Answer 7:

Allergy shots, or also o known as allergen immunotherapy are a natural method of getting someone desensitized to what they are allergic to. They are highly effective for seasonal allergies as well as cat, dog, dust mites, and mold allergy. There are no shots or other medically safe and proven methods for food allergies at this time. Ask your allergist fro more info.

Answer 8:

Allergy drops ( also known as SLIT for Sub-Lingual [tongue] ImmunoTherapy) are not FDA approved for use in the United States. Studies are showing promising effect. However, safety and effectiveness especially for treatment of multiple allergens remain to be seen. Allergy shots have been in use for close to a 100 years and have a proven track record in terms of efficacy and safety. Talk to your allergist if you need additional information.

Answer 9:

Allergy skin testing can be performed at any age. Of course, it is much more limited for younger children. For example, we would only skin test a newborn for milk and soybean. If performed by an experienced staff, allergy tests can be minimally uncomfortable and well tolerated (We test children of all ages all the time in our practice and they always leave the office happy and smiling!).

Answer 10:
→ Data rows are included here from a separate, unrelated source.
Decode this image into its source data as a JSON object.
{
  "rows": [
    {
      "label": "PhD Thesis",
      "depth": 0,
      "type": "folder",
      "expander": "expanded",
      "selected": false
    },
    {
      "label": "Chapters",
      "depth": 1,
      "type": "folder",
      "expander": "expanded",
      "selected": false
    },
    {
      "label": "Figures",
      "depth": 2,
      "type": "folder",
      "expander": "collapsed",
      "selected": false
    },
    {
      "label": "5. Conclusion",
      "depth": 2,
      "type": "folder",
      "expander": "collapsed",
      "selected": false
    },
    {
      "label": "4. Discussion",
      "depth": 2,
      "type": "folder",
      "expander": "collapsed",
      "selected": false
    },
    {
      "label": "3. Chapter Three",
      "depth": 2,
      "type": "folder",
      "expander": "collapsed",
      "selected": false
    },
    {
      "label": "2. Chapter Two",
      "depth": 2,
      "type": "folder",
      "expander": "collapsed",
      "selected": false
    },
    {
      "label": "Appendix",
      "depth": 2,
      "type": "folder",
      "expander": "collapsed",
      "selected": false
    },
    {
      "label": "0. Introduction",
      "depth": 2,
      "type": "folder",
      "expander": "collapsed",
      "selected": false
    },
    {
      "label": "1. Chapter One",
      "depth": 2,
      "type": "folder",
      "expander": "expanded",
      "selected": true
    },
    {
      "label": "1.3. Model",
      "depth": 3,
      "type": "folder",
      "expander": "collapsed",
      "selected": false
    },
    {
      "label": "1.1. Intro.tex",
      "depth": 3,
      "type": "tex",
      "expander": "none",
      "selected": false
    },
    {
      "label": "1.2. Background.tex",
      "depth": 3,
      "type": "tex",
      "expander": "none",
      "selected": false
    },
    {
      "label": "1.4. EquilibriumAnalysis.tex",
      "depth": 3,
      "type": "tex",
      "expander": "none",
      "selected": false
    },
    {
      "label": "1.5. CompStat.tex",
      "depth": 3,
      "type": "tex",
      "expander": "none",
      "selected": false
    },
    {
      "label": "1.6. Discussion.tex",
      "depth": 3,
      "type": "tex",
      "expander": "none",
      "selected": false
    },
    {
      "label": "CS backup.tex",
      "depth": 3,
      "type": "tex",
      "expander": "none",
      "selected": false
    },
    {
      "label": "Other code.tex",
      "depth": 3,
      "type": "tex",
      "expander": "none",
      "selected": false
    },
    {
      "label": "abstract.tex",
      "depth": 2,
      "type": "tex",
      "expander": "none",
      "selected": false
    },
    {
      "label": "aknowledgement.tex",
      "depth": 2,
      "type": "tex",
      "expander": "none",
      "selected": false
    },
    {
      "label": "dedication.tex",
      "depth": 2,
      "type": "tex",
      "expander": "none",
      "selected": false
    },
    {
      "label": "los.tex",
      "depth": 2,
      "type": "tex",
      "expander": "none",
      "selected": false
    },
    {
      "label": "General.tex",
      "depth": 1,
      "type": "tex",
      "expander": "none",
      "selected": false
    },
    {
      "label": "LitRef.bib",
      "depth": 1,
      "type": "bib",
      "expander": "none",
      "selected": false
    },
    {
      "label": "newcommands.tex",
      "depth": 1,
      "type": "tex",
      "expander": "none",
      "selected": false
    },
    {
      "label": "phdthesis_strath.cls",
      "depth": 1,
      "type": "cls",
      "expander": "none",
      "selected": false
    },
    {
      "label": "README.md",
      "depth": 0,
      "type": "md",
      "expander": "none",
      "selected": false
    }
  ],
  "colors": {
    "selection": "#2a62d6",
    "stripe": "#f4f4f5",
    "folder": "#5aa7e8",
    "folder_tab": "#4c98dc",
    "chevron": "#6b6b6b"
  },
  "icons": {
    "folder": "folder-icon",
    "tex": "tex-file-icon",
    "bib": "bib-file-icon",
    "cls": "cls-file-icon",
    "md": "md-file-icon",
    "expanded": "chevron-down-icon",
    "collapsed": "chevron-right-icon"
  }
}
Blood test for allergies (IgE type only, not IgG), can be a good screening tool for allergies. They are slightly less sensitive than skin testing. Skin testing on the other hand offers immediate results and shows how the body would react to a suspected allergen. Further, skin testing is also more reliable in patients who show multiple strong positives on blood test. This is inherent to the method the blood tests are performed; a high level of allergen can cause false positives due to high background noise. Talk to your allergist for more info